**WHAT IS BEING ASKED**
Tell how many lines in the records contain the word "eCommerce"; the number alone is the answer.

- - - -

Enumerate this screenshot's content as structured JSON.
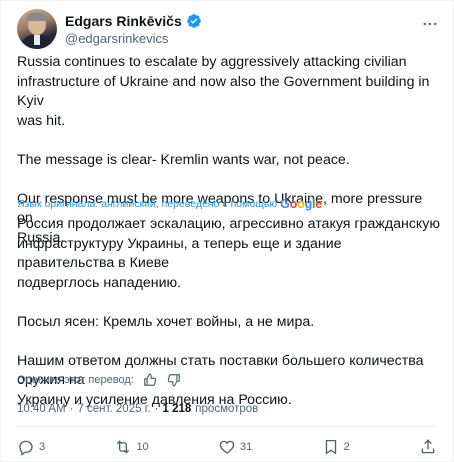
{
  "author": {
    "display_name": "Edgars Rinkēvičs",
    "handle": "@edgarsrinkevics",
    "verified_color": "#1d9bf0"
  },
  "tweet": {
    "original": [
      "Russia continues to escalate by aggressively attacking civilian",
      "infrastructure of Ukraine and now also the Government  building in Kyiv",
      "was hit.",
      "The message is clear- Kremlin wants war, not peace.",
      "Our response must be more weapons to Ukraine, more pressure on",
      "Russia."
    ],
    "translation_notice": "Язык оригинала: английский, переведено с помощью",
    "translation_provider": "Google",
    "translated": [
      "Россия продолжает эскалацию, агрессивно атакуя гражданскую",
      "инфраструктуру Украины, а теперь еще и здание правительства в Киеве",
      "подверглось нападению.",
      "Посыл ясен: Кремль хочет войны, а не мира.",
      "Нашим ответом должны стать поставки большего количества оружия на",
      "Украину и усиление давления на Россию."
    ],
    "rate_translation": "Оцените этот перевод:",
    "time": "10:40 AM",
    "date": "7 сент. 2025 г.",
    "separator": "·",
    "views_count": "1 218",
    "views_label": "просмотров"
  },
  "actions": {
    "replies": "3",
    "reposts": "10",
    "likes": "31",
    "bookmarks": "2"
  },
  "icons": {
    "more": "more-icon",
    "reply": "reply-icon",
    "repost": "repost-icon",
    "like": "heart-icon",
    "bookmark": "bookmark-icon",
    "share": "share-icon",
    "thumbs_up": "thumbs-up-icon",
    "thumbs_down": "thumbs-down-icon"
  }
}
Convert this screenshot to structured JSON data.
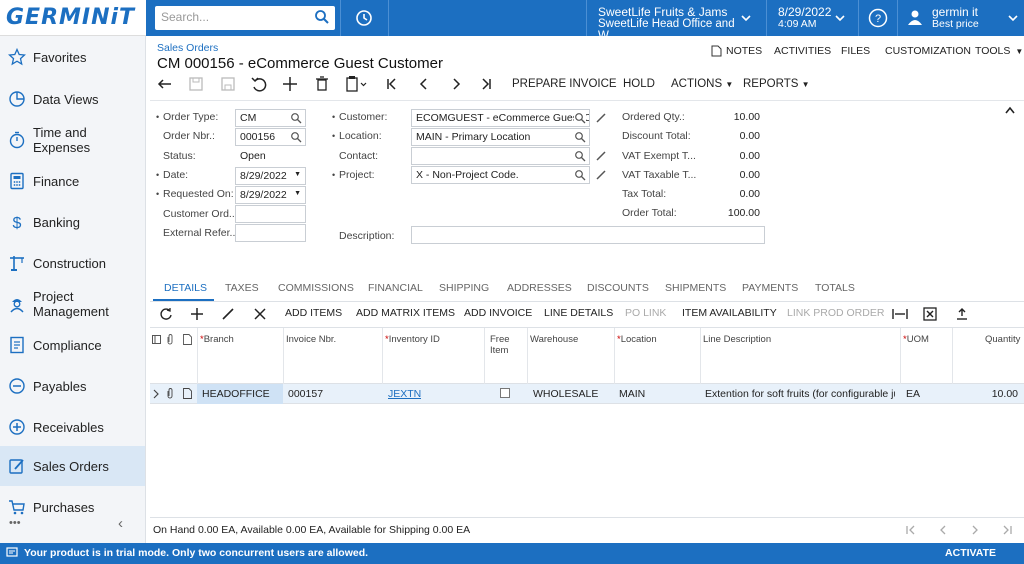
{
  "app": {
    "logo_text": "GERMINiT"
  },
  "topbar": {
    "search_placeholder": "Search...",
    "company_line1": "SweetLife Fruits & Jams",
    "company_line2": "SweetLife Head Office and W...",
    "date": "8/29/2022",
    "time": "4:09 AM",
    "user_name": "germin it",
    "user_role": "Best price"
  },
  "sidebar": {
    "items": [
      {
        "label": "Favorites",
        "icon": "star-icon"
      },
      {
        "label": "Data Views",
        "icon": "pie-chart-icon"
      },
      {
        "label": "Time and Expenses",
        "icon": "stopwatch-icon"
      },
      {
        "label": "Finance",
        "icon": "calculator-icon"
      },
      {
        "label": "Banking",
        "icon": "dollar-icon"
      },
      {
        "label": "Construction",
        "icon": "crane-icon"
      },
      {
        "label": "Project Management",
        "icon": "worker-icon"
      },
      {
        "label": "Compliance",
        "icon": "checklist-icon"
      },
      {
        "label": "Payables",
        "icon": "minus-circle-icon"
      },
      {
        "label": "Receivables",
        "icon": "plus-circle-icon"
      },
      {
        "label": "Sales Orders",
        "icon": "pencil-square-icon"
      },
      {
        "label": "Purchases",
        "icon": "cart-icon"
      }
    ],
    "more": "•••",
    "collapse": "‹"
  },
  "page": {
    "breadcrumb": "Sales Orders",
    "title": "CM 000156 - eCommerce Guest Customer",
    "actions": {
      "notes": "NOTES",
      "activities": "ACTIVITIES",
      "files": "FILES",
      "customization": "CUSTOMIZATION",
      "tools": "TOOLS"
    }
  },
  "toolbar": {
    "prepare_invoice": "PREPARE INVOICE",
    "hold": "HOLD",
    "actions": "ACTIONS",
    "reports": "REPORTS"
  },
  "form": {
    "order_type_label": "Order Type:",
    "order_type": "CM",
    "order_nbr_label": "Order Nbr.:",
    "order_nbr": "000156",
    "status_label": "Status:",
    "status": "Open",
    "date_label": "Date:",
    "date": "8/29/2022",
    "requested_label": "Requested On:",
    "requested": "8/29/2022",
    "customer_ord_label": "Customer Ord...",
    "external_ref_label": "External Refer...",
    "customer_label": "Customer:",
    "customer": "ECOMGUEST - eCommerce Guest Cu",
    "location_label": "Location:",
    "location": "MAIN - Primary Location",
    "contact_label": "Contact:",
    "project_label": "Project:",
    "project": "X - Non-Project Code.",
    "description_label": "Description:",
    "ordered_qty_label": "Ordered Qty.:",
    "ordered_qty": "10.00",
    "discount_total_label": "Discount Total:",
    "discount_total": "0.00",
    "vat_exempt_label": "VAT Exempt T...",
    "vat_exempt": "0.00",
    "vat_taxable_label": "VAT Taxable T...",
    "vat_taxable": "0.00",
    "tax_total_label": "Tax Total:",
    "tax_total": "0.00",
    "order_total_label": "Order Total:",
    "order_total": "100.00"
  },
  "tabs": [
    "DETAILS",
    "TAXES",
    "COMMISSIONS",
    "FINANCIAL",
    "SHIPPING",
    "ADDRESSES",
    "DISCOUNTS",
    "SHIPMENTS",
    "PAYMENTS",
    "TOTALS"
  ],
  "grid_toolbar": {
    "add_items": "ADD ITEMS",
    "add_matrix_items": "ADD MATRIX ITEMS",
    "add_invoice": "ADD INVOICE",
    "line_details": "LINE DETAILS",
    "po_link": "PO LINK",
    "item_availability": "ITEM AVAILABILITY",
    "link_prod_order": "LINK PROD ORDER"
  },
  "grid": {
    "headers": {
      "branch": "Branch",
      "invoice_nbr": "Invoice Nbr.",
      "inventory_id": "Inventory ID",
      "free_item_1": "Free",
      "free_item_2": "Item",
      "warehouse": "Warehouse",
      "location": "Location",
      "line_description": "Line Description",
      "uom": "UOM",
      "quantity": "Quantity"
    },
    "rows": [
      {
        "branch": "HEADOFFICE",
        "invoice_nbr": "000157",
        "inventory_id": "JEXTN",
        "warehouse": "WHOLESALE",
        "location": "MAIN",
        "line_description": "Extention for soft fruits (for configurable jui...",
        "uom": "EA",
        "quantity": "10.00"
      }
    ]
  },
  "status_bar": "On Hand 0.00 EA, Available 0.00 EA, Available for Shipping 0.00 EA",
  "trial": {
    "message": "Your product is in trial mode. Only two concurrent users are allowed.",
    "activate": "ACTIVATE"
  },
  "colors": {
    "accent": "#1c6fc1",
    "sidebar_bg": "#f3f5f8",
    "selected_row": "#e8f1fa"
  }
}
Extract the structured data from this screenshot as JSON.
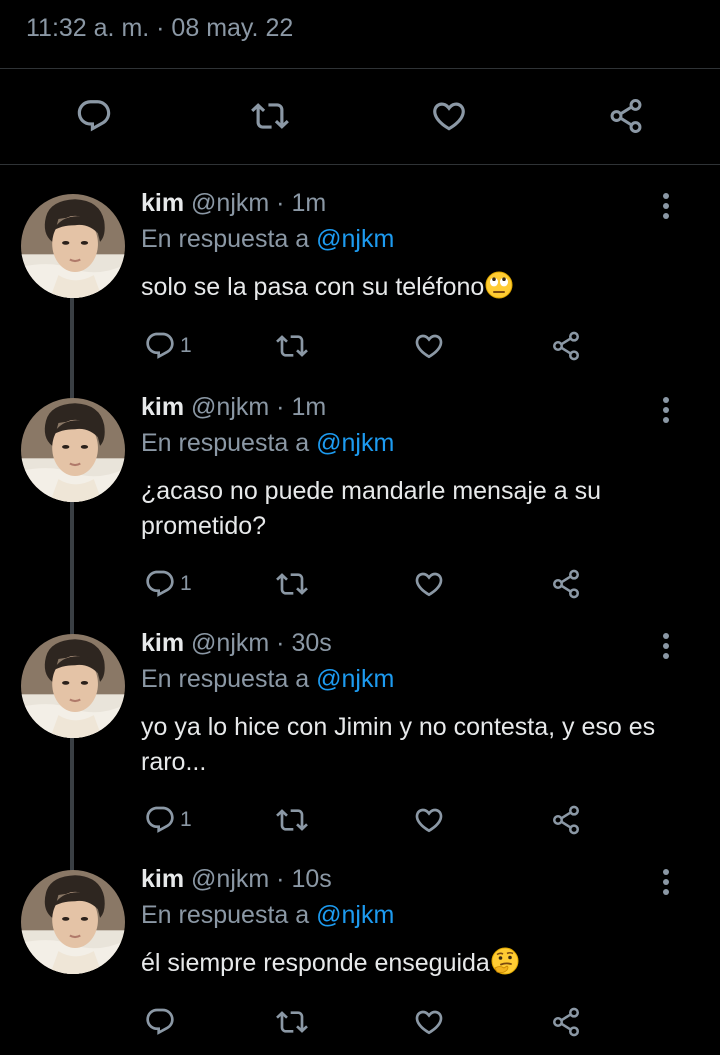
{
  "detail": {
    "timestamp": "11:32 a. m. · 08 may. 22"
  },
  "colors": {
    "background": "#000000",
    "text": "#e7e9ea",
    "secondary": "#8b98a5",
    "accent": "#1d9bf0",
    "divider": "#2f3336"
  },
  "icons": {
    "reply": "reply-icon",
    "retweet": "retweet-icon",
    "like": "heart-icon",
    "share": "share-icon",
    "more": "more-vertical-icon"
  },
  "replies": [
    {
      "name": "kim",
      "handle": "@njkm",
      "dot": "·",
      "time": "1m",
      "reply_prefix": "En respuesta a",
      "reply_to": "@njkm",
      "text": "solo se la pasa con su teléfono",
      "emoji": "face-with-rolling-eyes",
      "reply_count": "1"
    },
    {
      "name": "kim",
      "handle": "@njkm",
      "dot": "·",
      "time": "1m",
      "reply_prefix": "En respuesta a",
      "reply_to": "@njkm",
      "text": "¿acaso no puede mandarle mensaje a su prometido?",
      "emoji": "",
      "reply_count": "1"
    },
    {
      "name": "kim",
      "handle": "@njkm",
      "dot": "·",
      "time": "30s",
      "reply_prefix": "En respuesta a",
      "reply_to": "@njkm",
      "text": "yo ya lo hice con Jimin y no contesta, y eso es raro...",
      "emoji": "",
      "reply_count": "1"
    },
    {
      "name": "kim",
      "handle": "@njkm",
      "dot": "·",
      "time": "10s",
      "reply_prefix": "En respuesta a",
      "reply_to": "@njkm",
      "text": "él siempre responde enseguida",
      "emoji": "thinking-face",
      "reply_count": ""
    }
  ]
}
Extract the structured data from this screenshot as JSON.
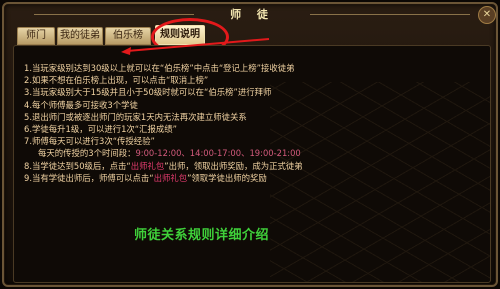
{
  "window": {
    "title": "师 徒"
  },
  "tabs": [
    {
      "label": "师门",
      "active": false
    },
    {
      "label": "我的徒弟",
      "active": false
    },
    {
      "label": "伯乐榜",
      "active": false
    },
    {
      "label": "规则说明",
      "active": true
    }
  ],
  "rules": [
    "1.当玩家级别达到30级以上就可以在“伯乐榜”中点击“登记上榜”接收徒弟",
    "2.如果不想在伯乐榜上出现，可以点击“取消上榜”",
    "3.当玩家级别大于15级并且小于50级时就可以在“伯乐榜”进行拜师",
    "4.每个师傅最多可接收3个学徒",
    "5.退出师门或被逐出师门的玩家1天内无法再次建立师徒关系",
    "6.学徒每升1级，可以进行1次“汇报成绩”",
    "7.师傅每天可以进行3次“传授经验”"
  ],
  "rule_time": {
    "prefix": "每天的传授的3个时间段：",
    "times": "9:00-12:00、14:00-17:00、19:00-21:00"
  },
  "rule8": {
    "prefix": "8.当学徒达到50级后，点击“",
    "highlight": "出师礼包",
    "suffix": "”出师，领取出师奖励，成为正式徒弟"
  },
  "rule9": {
    "prefix": "9.当有学徒出师后，师傅可以点击“",
    "highlight": "出师礼包",
    "suffix": "”领取学徒出师的奖励"
  },
  "footer_note": "师徒关系规则详细介绍",
  "colors": {
    "frame": "#6b5536",
    "rule_text": "#f0d2a2",
    "highlight": "#e03b6d",
    "annotation_red": "#e3191b",
    "footer_green": "#3fd13a"
  },
  "icons": {
    "close": "close-icon"
  }
}
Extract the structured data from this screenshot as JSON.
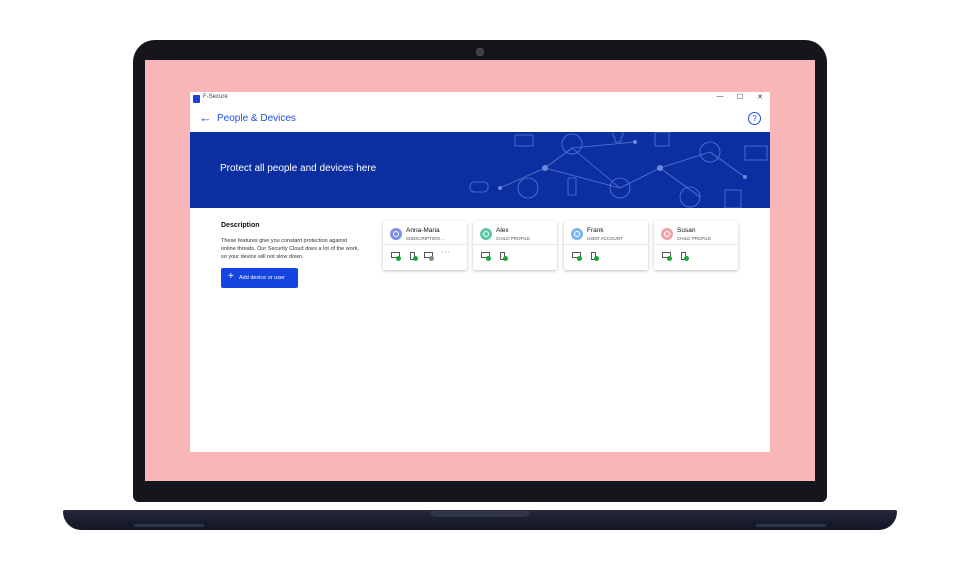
{
  "app": {
    "name": "F-Secure",
    "window_controls": {
      "minimize": "—",
      "maximize": "☐",
      "close": "✕"
    }
  },
  "nav": {
    "back": "←",
    "title": "People & Devices",
    "help": "?"
  },
  "banner": {
    "text": "Protect all people and devices here"
  },
  "description": {
    "title": "Description",
    "body": "These features give you constant protection against online threats. Our Security Cloud does a lot of the work, so your device will not slow down."
  },
  "actions": {
    "add_label": "Add device or user",
    "add_icon": "+"
  },
  "profiles": [
    {
      "name": "Anna-Maria",
      "role": "SUBSCRIPTION ...",
      "avatar_color": "#7f8fe8",
      "more": "···"
    },
    {
      "name": "Alex",
      "role": "CHILD PROFILE",
      "avatar_color": "#5fc8a0"
    },
    {
      "name": "Frank",
      "role": "USER ACCOUNT",
      "avatar_color": "#7cb6ee"
    },
    {
      "name": "Susan",
      "role": "CHILD PROFILE",
      "avatar_color": "#f0a0a8"
    }
  ],
  "colors": {
    "accent": "#1f4fe0",
    "banner": "#0b2fa1",
    "protected": "#1aa53a",
    "screen_bg": "#f8b6b8"
  }
}
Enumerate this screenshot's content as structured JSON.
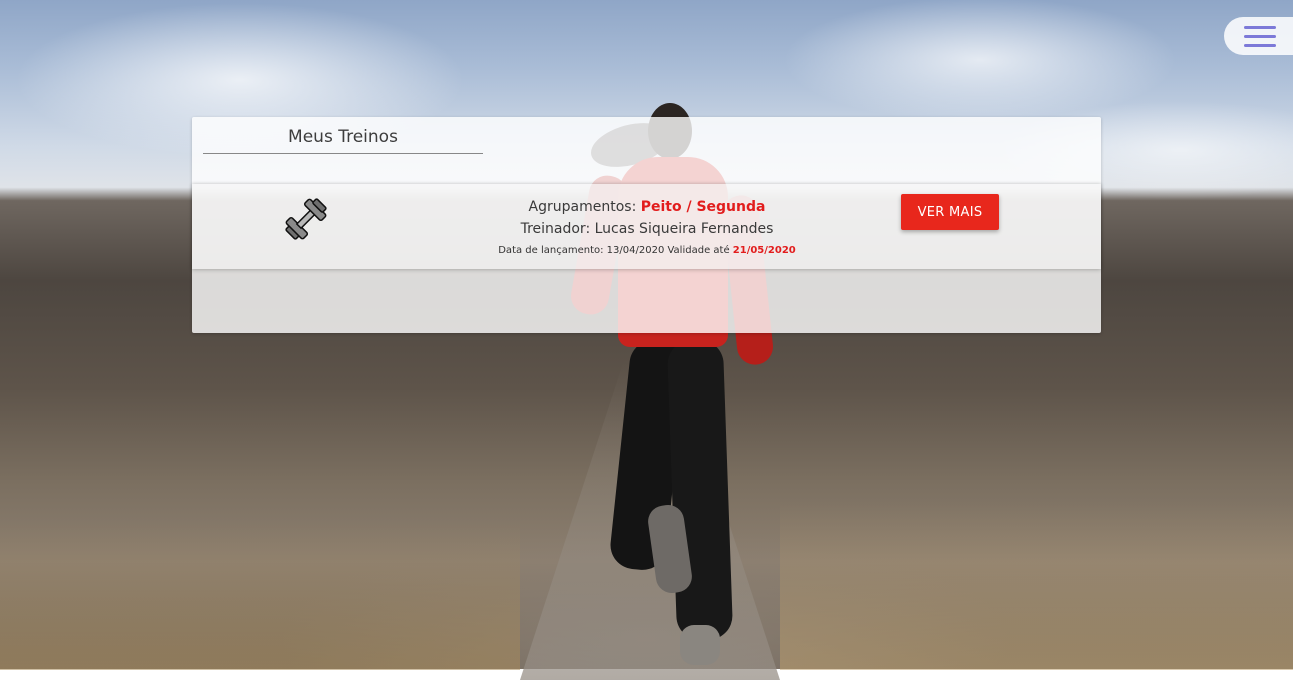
{
  "menu": {
    "icon": "hamburger-menu-icon",
    "color": "#7c79d8"
  },
  "card": {
    "title": "Meus Treinos"
  },
  "treinos": [
    {
      "icon": "dumbbell-icon",
      "grouping_label": "Agrupamentos: ",
      "grouping_value": "Peito / Segunda",
      "trainer_label": "Treinador: ",
      "trainer_name": "Lucas Siqueira Fernandes",
      "release_label": "Data de lançamento: ",
      "release_date": "13/04/2020",
      "validity_label": " Validade até ",
      "validity_date": "21/05/2020",
      "button_label": "VER MAIS"
    }
  ],
  "colors": {
    "accent": "#e21d1d",
    "button": "#e8271c"
  }
}
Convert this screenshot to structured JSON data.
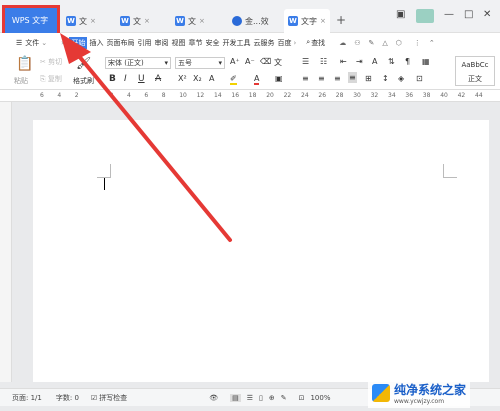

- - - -

**EXERCISE OUTPUT**
2